As people require time to adjust their travel behaviour to changes in residential location and transport infrastructure, there is a need for long-term empirical studies quantifying the relationships between locations, individuals and travel behaviour. Such empirical evidence is critical for assessing previous and candidate future land use-transport policies. Existing research however, has mostly investigated travel behaviour during relatively short time periods and for a single transport mode. This paper examines the development of travel behaviour and its socio-demographic and location determinants, using Dutch National Travel Survey data from 1980 to 2010 among other sources, for the Randstad, the Netherlands. A pseudo panel analysis is conducted to investigate the effect of various indicators on average daily distance travelled by train, car and bicycle over three decades. Econometric models including pooled ordinary least squares, fixed and random effects and a hybrid model were tested to identify the best fit. The results indicate that average daily distance travelled rose until the mid-1990s before witnessing a decrease till 2010. Interestingly, half of the Randstad inhabitants have been travelling ≤26 km per day over the past thirty years. Furthermore, as people grow older, they increasingly travel more by train and bicycle. Finally, a rise in suburban inhabitants decreases the average distance travelled by train and increases that of bicycle, while a rise in rural inhabitants encourages higher distances travelled by car.
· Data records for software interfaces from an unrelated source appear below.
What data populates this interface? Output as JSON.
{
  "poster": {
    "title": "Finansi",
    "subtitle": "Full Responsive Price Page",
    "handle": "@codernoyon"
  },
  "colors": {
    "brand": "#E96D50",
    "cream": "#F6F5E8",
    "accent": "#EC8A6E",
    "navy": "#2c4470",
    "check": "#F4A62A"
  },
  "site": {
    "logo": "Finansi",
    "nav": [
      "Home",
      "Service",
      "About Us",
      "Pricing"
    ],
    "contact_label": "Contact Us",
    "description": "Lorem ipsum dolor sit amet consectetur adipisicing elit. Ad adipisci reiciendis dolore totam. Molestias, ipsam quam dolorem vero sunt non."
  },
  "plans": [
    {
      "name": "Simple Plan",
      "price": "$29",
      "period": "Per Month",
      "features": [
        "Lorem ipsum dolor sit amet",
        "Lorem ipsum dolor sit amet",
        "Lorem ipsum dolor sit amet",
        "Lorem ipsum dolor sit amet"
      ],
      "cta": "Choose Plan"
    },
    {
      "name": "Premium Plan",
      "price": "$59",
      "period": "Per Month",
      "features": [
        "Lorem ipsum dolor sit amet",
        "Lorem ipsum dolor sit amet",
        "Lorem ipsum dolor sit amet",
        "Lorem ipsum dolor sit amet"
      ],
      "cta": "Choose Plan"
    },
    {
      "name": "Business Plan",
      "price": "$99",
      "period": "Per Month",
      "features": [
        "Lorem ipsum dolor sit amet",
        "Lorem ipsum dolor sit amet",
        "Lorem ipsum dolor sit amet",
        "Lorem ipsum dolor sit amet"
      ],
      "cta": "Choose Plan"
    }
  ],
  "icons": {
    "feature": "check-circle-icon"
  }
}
- Daily travel distance
- Hybrid fixed- and random-effects
- Land use
- Long term
- Pseudo panel analysis